And only then, turning the pages, peering at what Mary had read, did she begin to know, did she begin to open and grieve. There was a flood of hot tears, and a sudden heart breaking.

 I should have said sorry to my sister, Mary. Sorry, my sister, oh my sister, sorry.

Gail Jones’ fourth novel was shortlisted for the 2008 Miles Franklin Award (her third time on the shortlist in four years) but lost out to Steven Carroll and The Time We
Have Taken
.

‘Their Brilliant Careers’ by Ryan O’Neill

their_brilliant_careersA bravura hotchpotch of the lives of 16 (fictional) Australian writers from inveterate racist through to manipulating blackmailer, from overbearing bully to a fiction within her own fiction, Ryan O’Neill’s Their Brilliant Careers is a satirical swipe at the literary establishment.

Sixteen people, sixteen stories, sixteen histories. Ranging over approximately one hundred years, inevitably there are numerous overlaps – the biographer of one, the child of another, the editor of many.

Satire abounds in the short biographies (an average of 15-20 pages per person) and Their Brilliant Careers builds towards a crescendo as it looks to its last exposé. The construct of O’Neill’s Australian literary world is a wholly believable one. It’s detailed and intricate, with each writer provided with a distinctive idiosyncrasy. Absurd but rarely dull, ironic without being monotonous, O’Neill instils a sense of a fun, light read. It’s a commanding insight into that literary world. That’s the positive side of Their Brilliant Careers.

But it also becomes a little too formulaic, a little too much misery with early deaths in miserable circumstances. Satire becomes spoof – and not always successfully, slipping into the very self-aggrandisement it’s mirroring and commenting upon. The result is that the joke wears thin.

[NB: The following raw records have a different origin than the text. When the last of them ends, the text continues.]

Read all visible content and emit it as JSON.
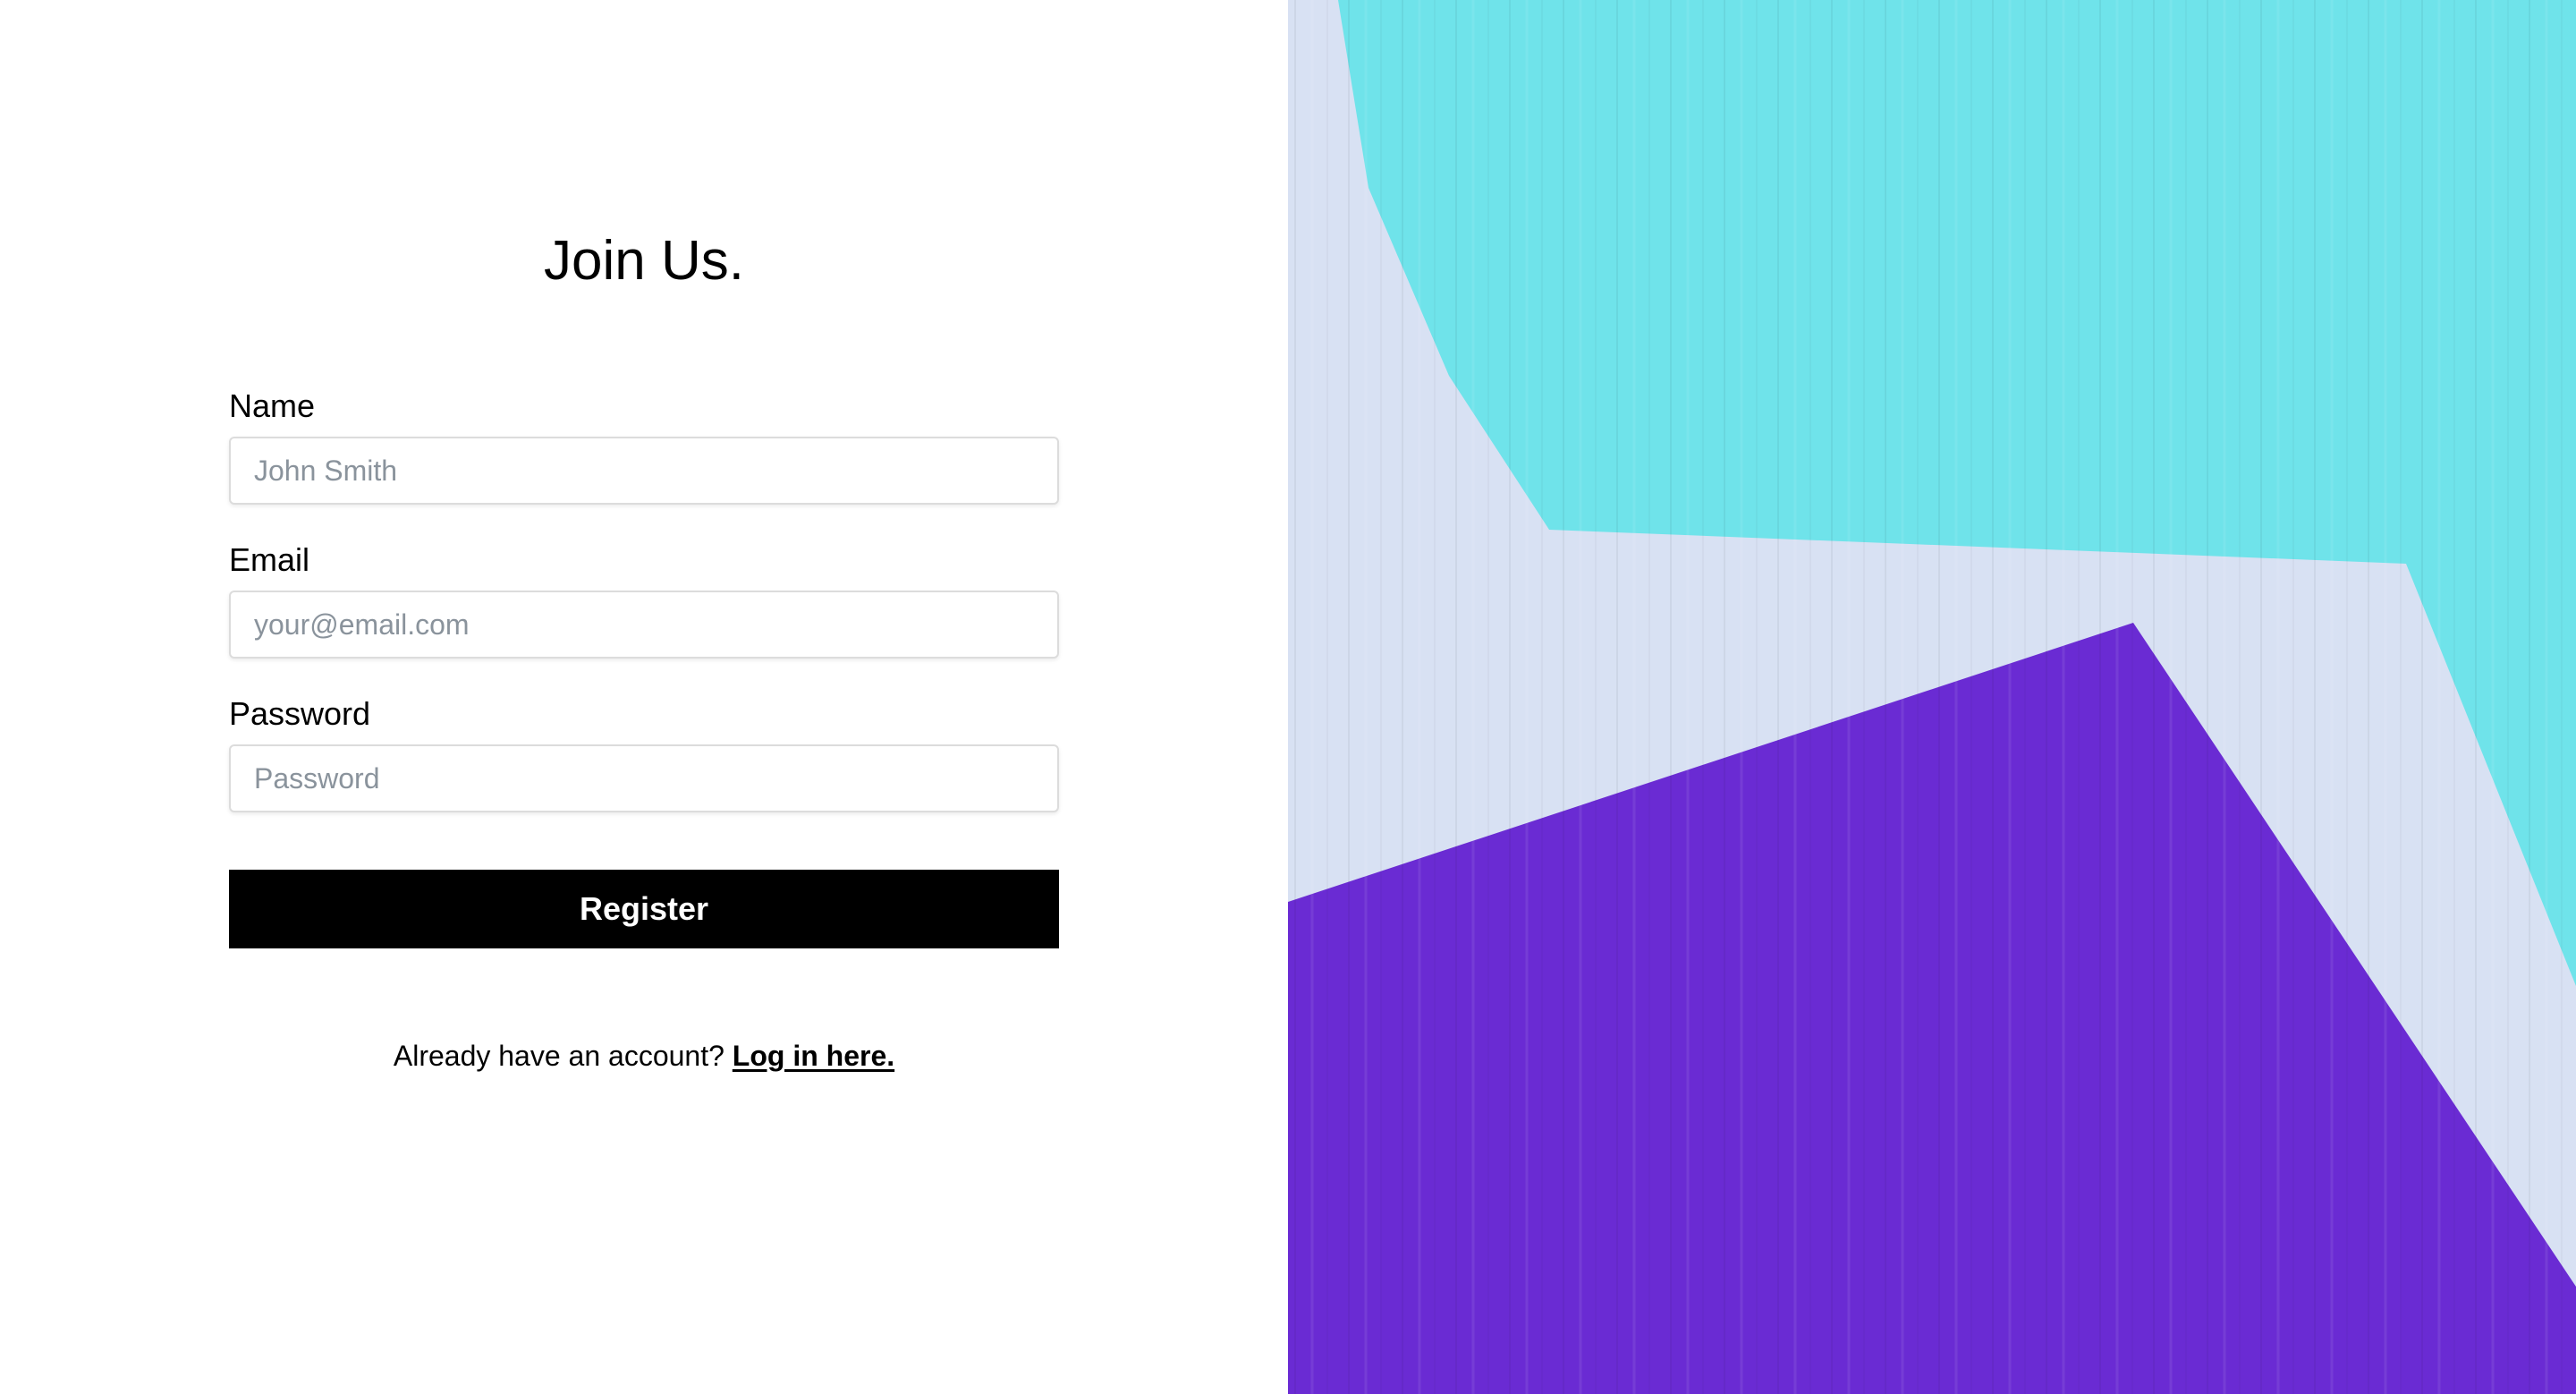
{
  "form": {
    "title": "Join Us.",
    "fields": [
      {
        "label": "Name",
        "placeholder": "John Smith",
        "value": ""
      },
      {
        "label": "Email",
        "placeholder": "your@email.com",
        "value": ""
      },
      {
        "label": "Password",
        "placeholder": "Password",
        "value": ""
      }
    ],
    "submit_label": "Register",
    "login_prompt": "Already have an account?",
    "login_link": "Log in here."
  },
  "hero": {
    "colors": {
      "cyan": "#6fe3ea",
      "pale": "#d8e1f3",
      "purple": "#6a2bd3"
    }
  }
}
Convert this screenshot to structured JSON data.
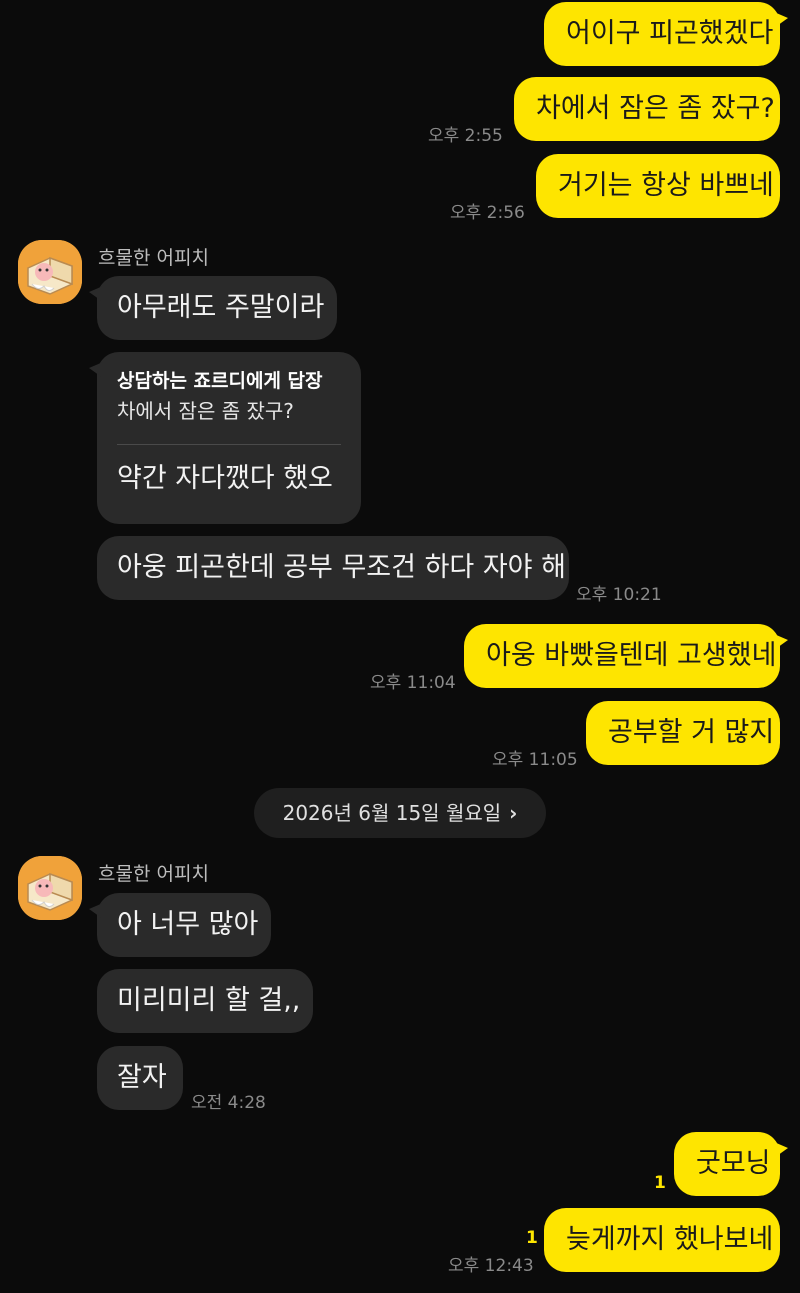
{
  "chat": {
    "sender_name": "흐물한 어피치",
    "date_divider": "2026년 6월 15일 월요일",
    "messages": {
      "m1": "어이구 피곤했겠다",
      "m2": "차에서 잠은 좀 잤구?",
      "m2_time": "오후 2:55",
      "m3": "거기는 항상 바쁘네",
      "m3_time": "오후 2:56",
      "m4": "아무래도 주말이라",
      "reply_title": "상담하는 죠르디에게 답장",
      "reply_quote": "차에서 잠은 좀 잤구?",
      "reply_text": "약간 자다깼다 했오",
      "m6": "아웅 피곤한데 공부 무조건 하다 자야 해",
      "m6_time": "오후 10:21",
      "m7": "아웅 바빴을텐데 고생했네",
      "m7_time": "오후 11:04",
      "m8": "공부할 거 많지",
      "m8_time": "오후 11:05",
      "m9": "아 너무 많아",
      "m10": "미리미리 할 걸,,",
      "m11": "잘자",
      "m11_time": "오전 4:28",
      "m12": "굿모닝",
      "m12_unread": "1",
      "m13": "늦게까지 했나보네",
      "m13_unread": "1",
      "m13_time": "오후 12:43"
    }
  },
  "colors": {
    "outgoing_bubble": "#fee500",
    "incoming_bubble": "#2a2a2a",
    "background": "#0b0b0b",
    "avatar_bg": "#f0a23a"
  },
  "icons": {
    "date_chevron": "chevron-right-icon",
    "avatar": "apeach-avatar-icon"
  }
}
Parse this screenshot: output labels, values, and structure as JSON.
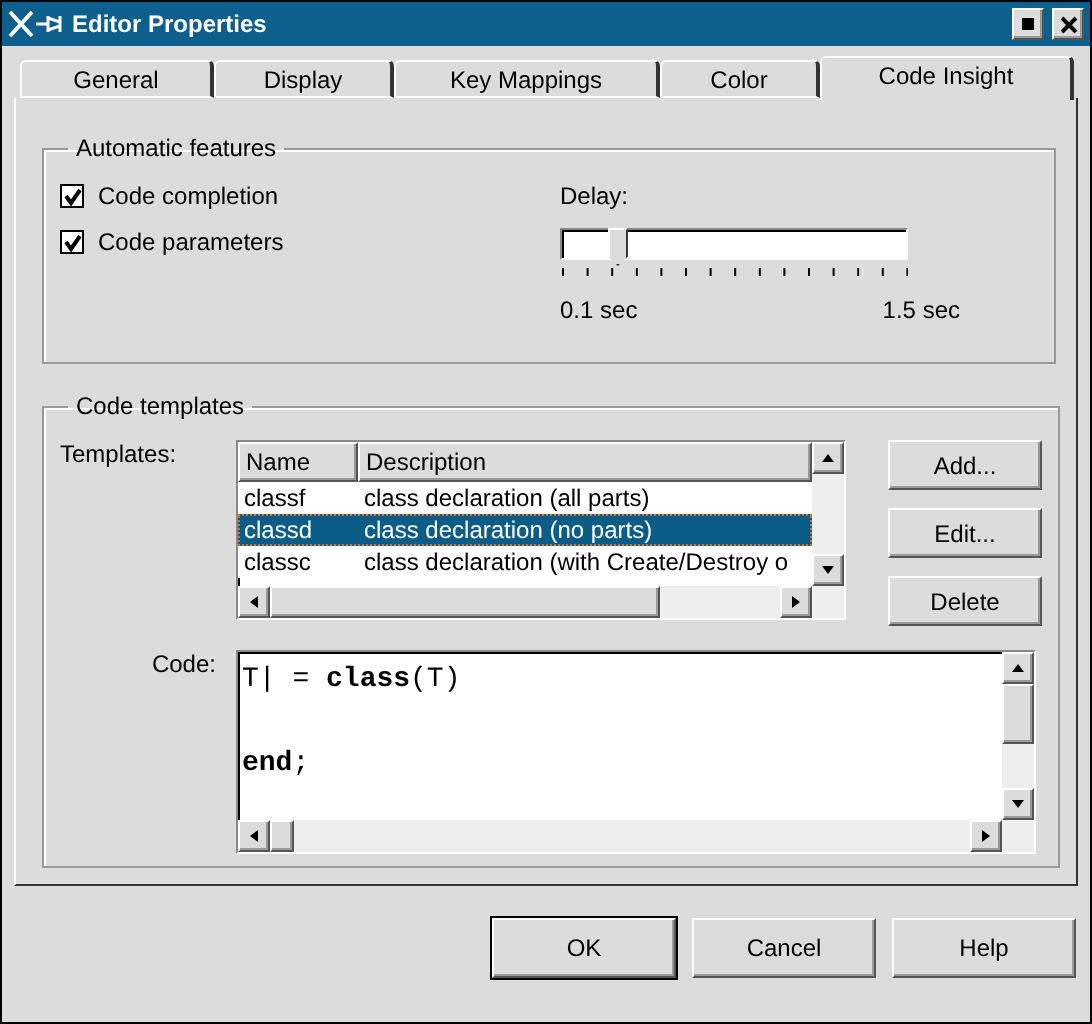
{
  "window": {
    "title": "Editor Properties"
  },
  "tabs": [
    {
      "label": "General",
      "selected": false
    },
    {
      "label": "Display",
      "selected": false
    },
    {
      "label": "Key Mappings",
      "selected": false
    },
    {
      "label": "Color",
      "selected": false
    },
    {
      "label": "Code Insight",
      "selected": true
    }
  ],
  "automatic_features": {
    "title": "Automatic features",
    "options": [
      {
        "label": "Code completion",
        "checked": true
      },
      {
        "label": "Code parameters",
        "checked": true
      }
    ],
    "delay": {
      "label": "Delay:",
      "level": 0.14,
      "min_label": "0.1 sec",
      "max_label": "1.5 sec"
    }
  },
  "code_templates": {
    "title": "Code templates",
    "templates_label": "Templates:",
    "columns": [
      "Name",
      "Description"
    ],
    "rows": [
      {
        "name": "classf",
        "description": "class declaration (all parts)",
        "selected": false
      },
      {
        "name": "classd",
        "description": "class declaration (no parts)",
        "selected": true
      },
      {
        "name": "classc",
        "description": "class declaration (with Create/Destroy o",
        "selected": false
      }
    ],
    "buttons": [
      "Add...",
      "Edit...",
      "Delete"
    ],
    "code_label": "Code:",
    "code_lines": [
      "T| = **class**(T)",
      "**end**;"
    ]
  },
  "buttons": [
    {
      "label": "OK",
      "default": true
    },
    {
      "label": "Cancel",
      "default": false
    },
    {
      "label": "Help",
      "default": false
    }
  ]
}
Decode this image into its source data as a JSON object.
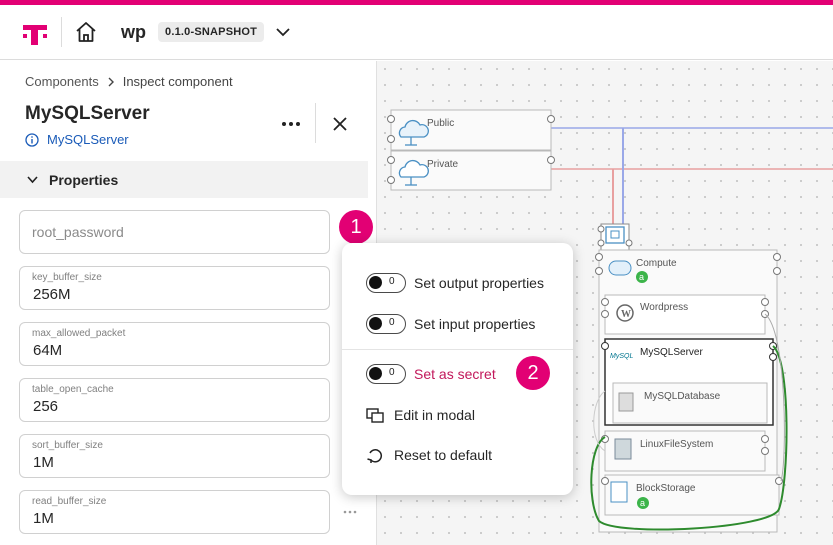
{
  "header": {
    "project": "wp",
    "version": "0.1.0-SNAPSHOT"
  },
  "breadcrumb": {
    "parent": "Components",
    "current": "Inspect component"
  },
  "component": {
    "title": "MySQLServer",
    "type": "MySQLServer"
  },
  "section": {
    "label": "Properties"
  },
  "fields": [
    {
      "label": "",
      "value": "",
      "placeholder": "root_password"
    },
    {
      "label": "key_buffer_size",
      "value": "256M"
    },
    {
      "label": "max_allowed_packet",
      "value": "64M"
    },
    {
      "label": "table_open_cache",
      "value": "256"
    },
    {
      "label": "sort_buffer_size",
      "value": "1M"
    },
    {
      "label": "read_buffer_size",
      "value": "1M"
    }
  ],
  "badges": [
    "1",
    "2"
  ],
  "menu": {
    "output_toggle": "0",
    "output_label": "Set output properties",
    "input_toggle": "0",
    "input_label": "Set input properties",
    "secret_toggle": "0",
    "secret_label": "Set as secret",
    "modal_label": "Edit in modal",
    "reset_label": "Reset to default"
  },
  "diagram": {
    "public": "Public",
    "private": "Private",
    "compute": "Compute",
    "wordpress": "Wordpress",
    "mysqlserver": "MySQLServer",
    "mysqldatabase": "MySQLDatabase",
    "linuxfilesystem": "LinuxFileSystem",
    "blockstorage": "BlockStorage",
    "mysql_logo": "MySQL"
  },
  "colors": {
    "accent": "#e20074",
    "link": "#1a5bb8",
    "network_public": "#9aa8e8",
    "network_private": "#e8a0a0",
    "relation_green": "#2e8b2e",
    "state_badge": "#3cb44a"
  }
}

At its best, Their Brilliant Careers is certainly entertaining (personal favourites were the lives of editor, Robert Bush, whose favourite copyediting symbol was ‘delete’ and used only purple ink; the reclusive, forgotten Helen Harkaway) but Their Brilliant Careers cried out for more than its lightweight content. Pastiche can carry only so much. A slightly longer, ‘ordinary’ story of a writer/historian/publisher would have provided the balance.

Shortlisted for the 2017 Miles Franklin Award, Ryan O’Neill lost out to Josephine Wilson and her Extractions.